Matt Tully’s column yesterday addressed the reasons prompting families to move from the city to the suburbs. It was a reasonable analysis of a trend that is probably older than he is–unexceptional, so far as it went. For many residents, family or job considerations may limit them to this choice between living in town and moving to, say, Hamilton Country, but for many others, city versus suburb does not exhaust the available options.
A number of us value and prefer urban living. Indeed, a not inconsiderable number of people find the prospect of huge yards, distant neighbors and miles-long drives to the nearest grocery distinctly unappealing. For us, the choice is not between downtown and the suburbs, but between cities. Indianapolis can’t compete with the suburbs for people who want suburban lives. It can and should compete with other places that offer urban amenities and lifestyles. We’ve come a long way down the road that Bill Hudnut built during his four terms as Mayor, but we’ve lost ground the past few years. My son made that point in a response to Tully’s column, on which he copied me.
Here’s his response.

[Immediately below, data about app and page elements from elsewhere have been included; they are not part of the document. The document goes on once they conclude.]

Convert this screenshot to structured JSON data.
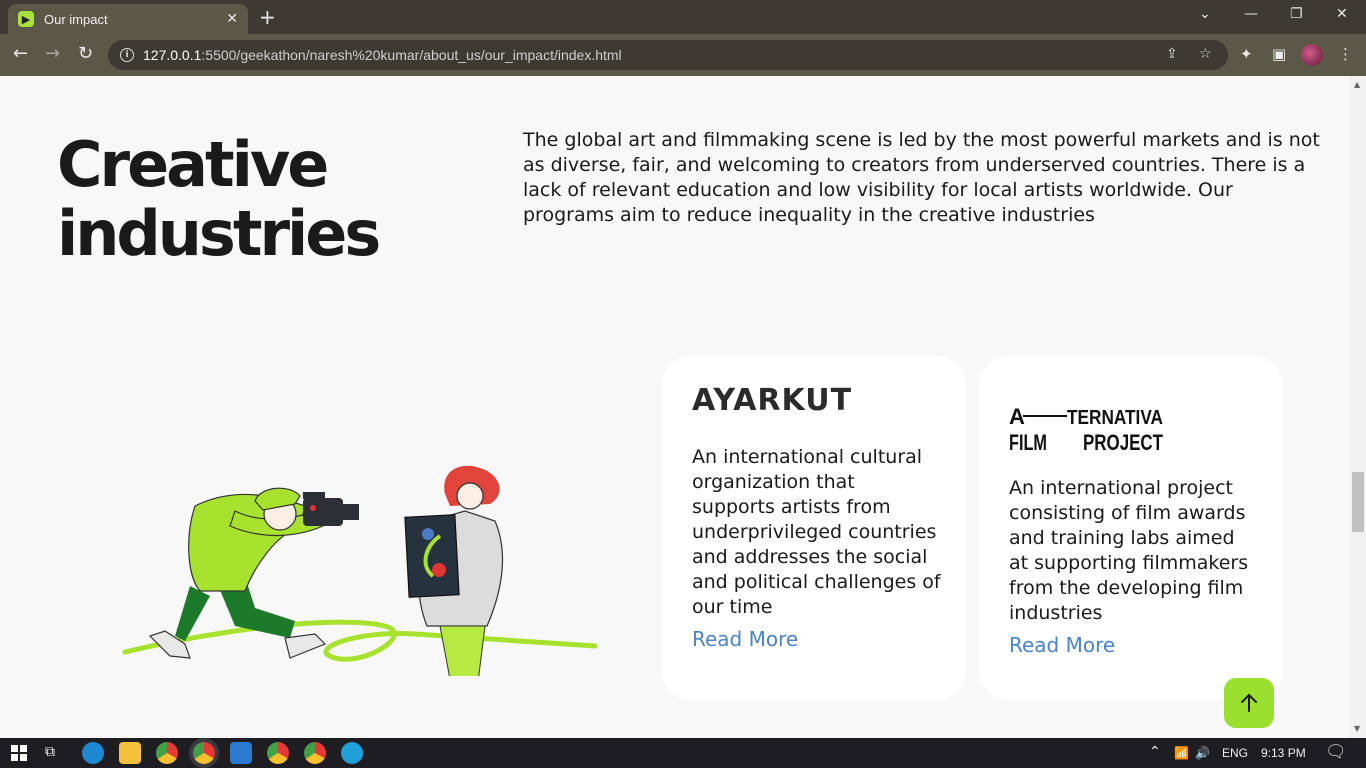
{
  "browser": {
    "tab_title": "Our impact",
    "url_host": "127.0.0.1",
    "url_rest": ":5500/geekathon/naresh%20kumar/about_us/our_impact/index.html"
  },
  "page": {
    "heading_line1": "Creative",
    "heading_line2": "industries",
    "intro": "The global art and filmmaking scene is led by the most powerful markets and is not as diverse, fair, and welcoming to creators from underserved countries. There is a lack of relevant education and low visibility for local artists worldwide. Our programs aim to reduce inequality in the creative industries",
    "cards": [
      {
        "logo": "AYARKUT",
        "text": "An international cultural organization that supports artists from underprivileged countries and addresses the social and political challenges of our time",
        "link": "Read More"
      },
      {
        "logo_line1_left": "A",
        "logo_line1_right": "TERNATIVA",
        "logo_line2_left": "FILM",
        "logo_line2_right": "PROJECT",
        "text": "An international project consisting of film awards and training labs aimed at supporting filmmakers from the developing film industries",
        "link": "Read More"
      }
    ]
  },
  "taskbar": {
    "lang": "ENG",
    "time": "9:13 PM"
  },
  "colors": {
    "accent": "#9be02e",
    "link": "#4a83c8"
  }
}
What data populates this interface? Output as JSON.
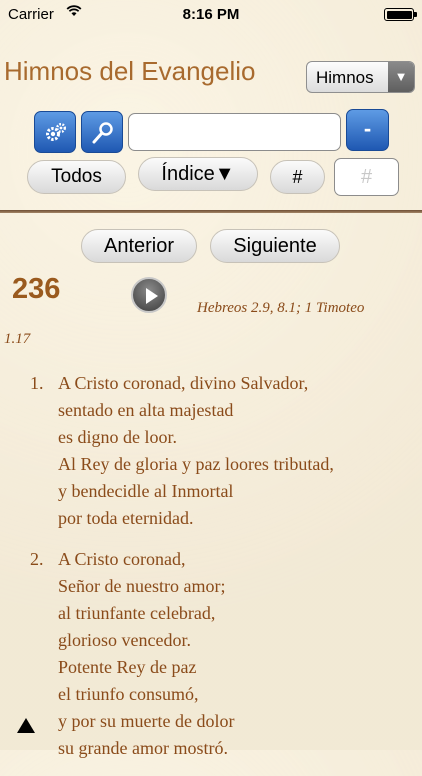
{
  "status": {
    "carrier": "Carrier",
    "time": "8:16 PM"
  },
  "header": {
    "title": "Himnos del Evangelio",
    "select_value": "Himnos"
  },
  "toolbar": {
    "minus_label": "-",
    "all_label": "Todos",
    "index_label": "Índice▼",
    "hash_label": "#",
    "number_placeholder": "#",
    "search_value": ""
  },
  "nav": {
    "prev_label": "Anterior",
    "next_label": "Siguiente"
  },
  "hymn": {
    "number": "236",
    "references_line1": "Hebreos 2.9, 8.1; 1 Timoteo",
    "references_line2": "1.17",
    "verses": [
      {
        "number": "1.",
        "lines": [
          "A Cristo coronad, divino Salvador,",
          "sentado en alta majestad",
          "es digno de loor.",
          "Al Rey de gloria y paz loores tributad,",
          "y bendecidle al Inmortal",
          "por toda eternidad."
        ]
      },
      {
        "number": "2.",
        "lines": [
          "A Cristo coronad,",
          "Señor de nuestro amor;",
          "al triunfante celebrad,",
          "glorioso vencedor.",
          "Potente Rey de paz",
          "el triunfo consumó,",
          "y por su muerte de dolor",
          "su grande amor mostró."
        ]
      }
    ]
  },
  "icons": [
    "wifi-icon",
    "battery-icon",
    "settings-gear-icon",
    "search-icon",
    "play-icon",
    "scroll-up-icon"
  ]
}
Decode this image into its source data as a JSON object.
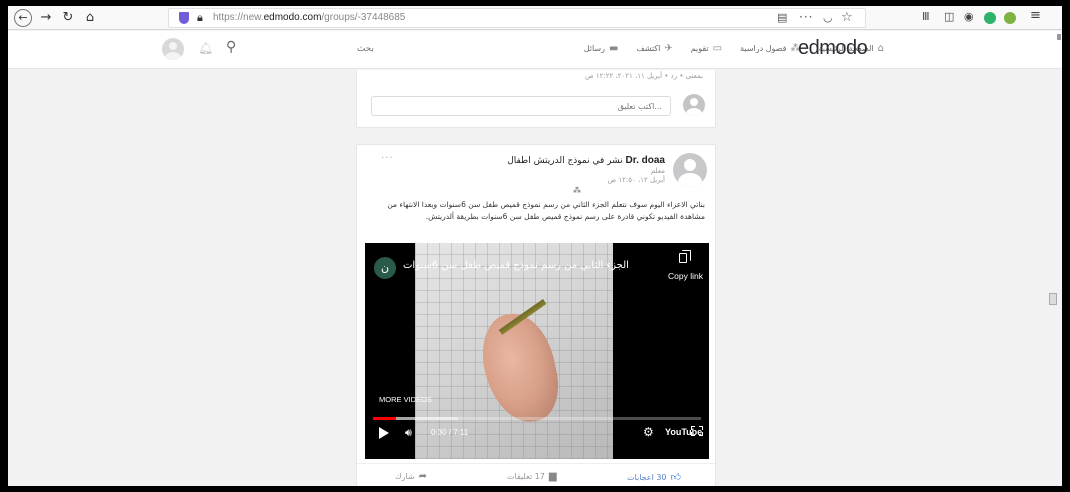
{
  "browser": {
    "url_prefix": "https://new.",
    "url_domain": "edmodo.com",
    "url_path": "/groups/-37448685"
  },
  "header": {
    "logo": "edmodo",
    "search_placeholder": "بحث",
    "nav": [
      "الصفحة الرئيسية",
      "فصول دراسية",
      "تقويم",
      "اكتشف",
      "رسائل"
    ]
  },
  "prev_post": {
    "meta": "بمعنى • رد • أبريل ١١، ٢٠٢١، ١٢:٢٢ ص",
    "comment_placeholder": "اكتب تعليق..."
  },
  "post": {
    "menu": "···",
    "author": "Dr. doaa",
    "title_suffix": "نشر في نموذج الدريتش اطفال",
    "role": "معلم",
    "date": "أبريل ١٢، ١٢:٥٠ ص",
    "body": "بناتي الاعزاء اليوم سوف نتعلم الجزء الثاني من رسم نموذج قميص طفل سن 6سنوات وبعدا الانتهاء من مشاهدة الفيديو تكوني قادرة على رسم نموذج قميص طفل سن 6سنوات بطريقة ألدريتش.",
    "video": {
      "channel_initial": "ن",
      "title": "الجزء الثاني من رسم نموذج قميص طفل سن 6سنوات",
      "copy_link": "Copy link",
      "more_videos": "MORE VIDEOS",
      "time": "0:30 / 7:11",
      "progress_fraction": 0.07,
      "buffer_fraction": 0.26,
      "brand": "YouTube"
    },
    "footer": {
      "likes": "30 اعجابات",
      "comments": "17 تعليقات",
      "share": "شارك"
    }
  },
  "colors": {
    "like_blue": "#3b6fcf",
    "progress_red": "#ff0000",
    "shield_purple": "#6e5cd9"
  }
}
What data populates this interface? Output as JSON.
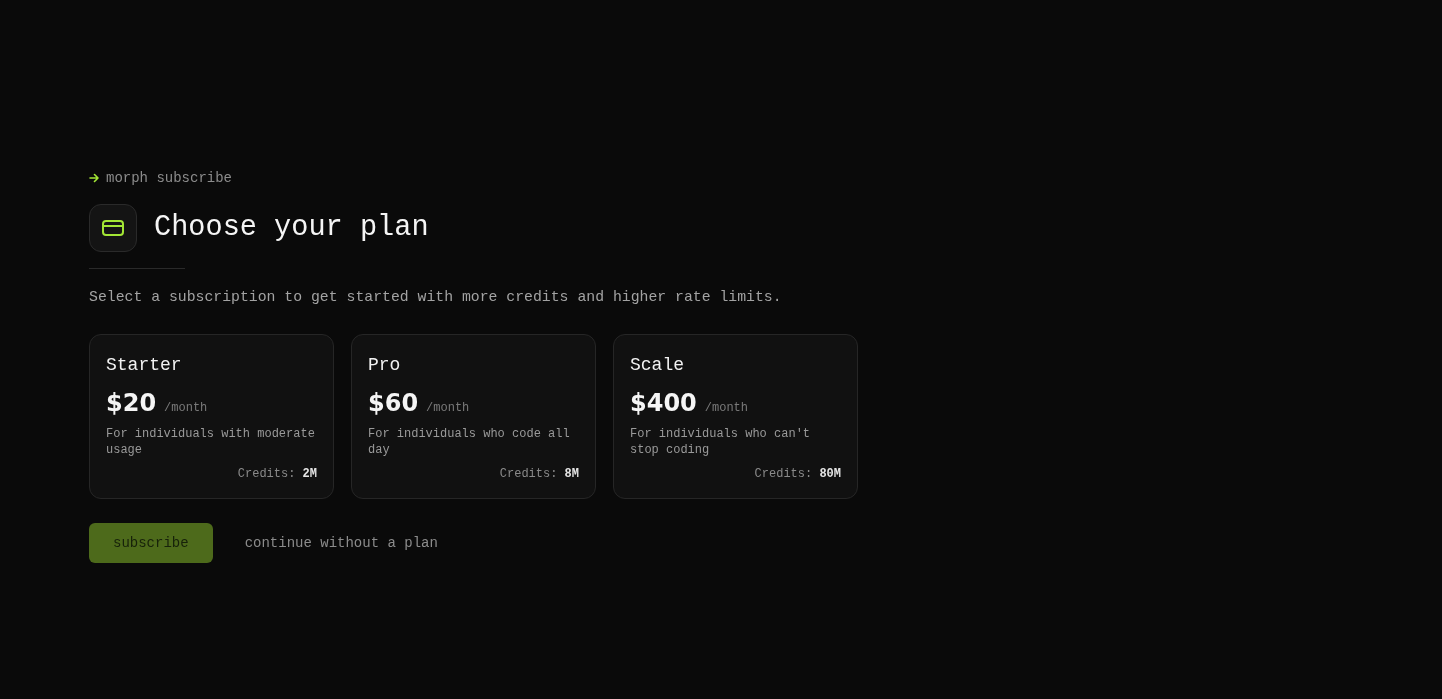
{
  "prompt": {
    "command": "morph subscribe"
  },
  "header": {
    "title": "Choose your plan"
  },
  "description": "Select a subscription to get started with more credits and higher rate limits.",
  "plans": [
    {
      "name": "Starter",
      "price": "$20",
      "period": "/month",
      "description": "For individuals with moderate usage",
      "credits": "Credits: **2M**",
      "selected": false
    },
    {
      "name": "Pro",
      "price": "$60",
      "period": "/month",
      "description": "For individuals who code all day",
      "credits": "Credits: **8M**",
      "selected": false
    },
    {
      "name": "Scale",
      "price": "$400",
      "period": "/month",
      "description": "For individuals who can't stop coding",
      "credits": "Credits: **80M**",
      "selected": false
    }
  ],
  "actions": {
    "subscribe": {
      "label": "subscribe",
      "disabled": true
    },
    "skip": {
      "label": "continue without a plan"
    }
  }
}
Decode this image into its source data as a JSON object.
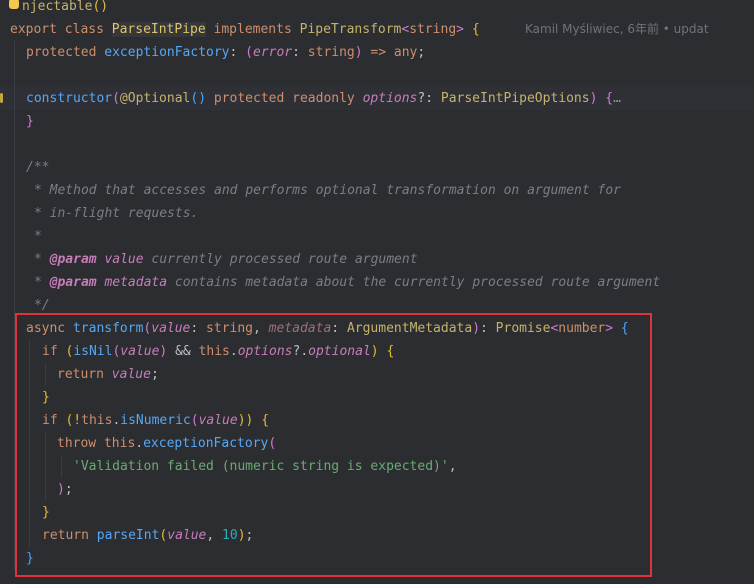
{
  "editor": {
    "blame": "Kamil Myśliwiec, 6年前 • updat",
    "lines": {
      "l0": [
        "njectable",
        "()"
      ],
      "l1": [
        "export",
        "class",
        "ParseIntPipe",
        "implements",
        "PipeTransform",
        "<",
        "string",
        ">",
        "{"
      ],
      "l2": [
        "protected",
        "exceptionFactory",
        ":",
        "(",
        "error",
        ":",
        "string",
        ")",
        "=>",
        "any",
        ";"
      ],
      "l4": [
        "constructor",
        "(",
        "@",
        "Optional",
        "()",
        "protected",
        "readonly",
        "options",
        "?:",
        "ParseIntPipeOptions",
        ")",
        "{",
        "…"
      ],
      "l5": [
        "}"
      ],
      "l7": [
        "/**"
      ],
      "l8": [
        "* Method that accesses and performs optional transformation on argument for"
      ],
      "l9": [
        "* in-flight requests."
      ],
      "l10": [
        "*"
      ],
      "l11": [
        "*",
        "@param",
        "value",
        "currently processed route argument"
      ],
      "l12": [
        "*",
        "@param",
        "metadata",
        "contains metadata about the currently processed route argument"
      ],
      "l13": [
        "*/"
      ],
      "l14": [
        "async",
        "transform",
        "(",
        "value",
        ":",
        "string",
        ",",
        "metadata",
        ":",
        "ArgumentMetadata",
        ")",
        ":",
        "Promise",
        "<",
        "number",
        ">",
        "{"
      ],
      "l15": [
        "if",
        "(",
        "isNil",
        "(",
        "value",
        ")",
        "&&",
        "this",
        ".",
        "options",
        "?.",
        "optional",
        ")",
        "{"
      ],
      "l16": [
        "return",
        "value",
        ";"
      ],
      "l17": [
        "}"
      ],
      "l18": [
        "if",
        "(!",
        "this",
        ".",
        "isNumeric",
        "(",
        "value",
        "))",
        "{"
      ],
      "l19": [
        "throw",
        "this",
        ".",
        "exceptionFactory",
        "("
      ],
      "l20": [
        "'Validation failed (numeric string is expected)'",
        ","
      ],
      "l21": [
        ")",
        ";"
      ],
      "l22": [
        "}"
      ],
      "l23": [
        "return",
        "parseInt",
        "(",
        "value",
        ",",
        "10",
        ")",
        ";"
      ],
      "l24": [
        "}"
      ]
    }
  },
  "colors": {
    "background": "#2b2d30",
    "keyword": "#cf8e6d",
    "function": "#56a8f5",
    "string": "#6aab73",
    "number": "#2aacb8",
    "comment": "#7a7e85",
    "param": "#c77dbb",
    "highlight_box": "#e0323c"
  },
  "icons": {
    "intention": "lightbulb-icon",
    "fold": "ellipsis-fold-icon"
  }
}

Matt: I read your article about the choice people face between Indy and outlying counties. You make some good points… But as a longtime downtown dweller, I come at this from a different perspective: the challenges we face, and the failures of our leadership to honestly confront them, make me wonder whether we should consider a different CITY, not a suburb.I grew up downtown Indy, mostly in historic Lockerbie — I thought I’d never return to Indy after leaving for college (in 1987). After college/living/working in Chicago and years of travel, I moved back to Indy – largely because Indy’s downtown had come so far, and Indy’s city experience had improved so much. Finally, Indy had a mix of urban amenities, shopping, culture (and I am not referring to sports venues, though they are nice, if overly dependent on taxpayers) and, importantly, an easy environment in which to raise kids. Today, we live downtown in the Old Northside (where we’ve lived since I returned to Indy)… our kids, 9 & 11, go to IPS’ CFI #2 (which we love), and we have a great, and diverse, community of friends, and family nearby.As I see it, Indianapolis faces two major problems, one of which you allude to in your article. First, our kids educational experience is not available to everyone: great public schools, like CFI, have too few available slots. And while Indy must address this deficiency if it is to succeed and thrive, our City suffers other problems that (*gasp*) require resources to address: crime, infrastructure, affordable and dependable public transportation, among other things. Which highlights the second major problem — a lack/failure of leadership. Our leadership fails us when they buy into (and promote) the notion that Indy needs lower taxes more than it needs better schools, lower crime, or better/workable public transportation that meets the needs of our residents and workforce. While government needs to operate “efficiently,” we should not try to compete with Boone County to be “low tax” place, a fight we can’t win and shouldn’t try to win; instead, we should recognize the strength of our “product” — the CITY — and its amenities. We need to recognize the need for (and fight for) the resources to make it great.Instead, in the name of “efficiency,” the city gives away to a contractor literally millions of dollars every year (by some estimates $500 million over time) of potential city revenue that could be used to fight crime, build/maintain infrastructure. Why? Either because it lacks the imagination or operational competence to see that the city can upgrade parking meters (inexpensively) and operate them for ourselves… And while it would be nice to see the political courage to argue for more resources, the city administration fails to even try to lobby/work the legislature to alter the formula for distribution of income tax revenue so that it is not distributed 100% to the county where people live, but instead is shared, even if just a little bit. These are just two of many examples…The failure to even try … The failure of vision and the lack of any attempt is frustrating. A friend recently moved out of state because he sees in our political leadership the operating mantra of “mediocre is good enough.” As you noted the other day, Guv Pence states his “ambition is the status quo” (and while he said it of gambling, he might as well have said about everything, since his most active push is for a tax cut for which there is NO evidence it will create a single job). This is not a critique of the many dedicated public servants who “try,” but of the political class that doesn’t.Unlike those readers who assume its a choice between Indianapolis and Hamilton/Johnson Counties, it isn’t for me. It’s a choice between an Indianapolis that withers on the vine and a better city where more of the residents and their leaders “get it” — and fight for it.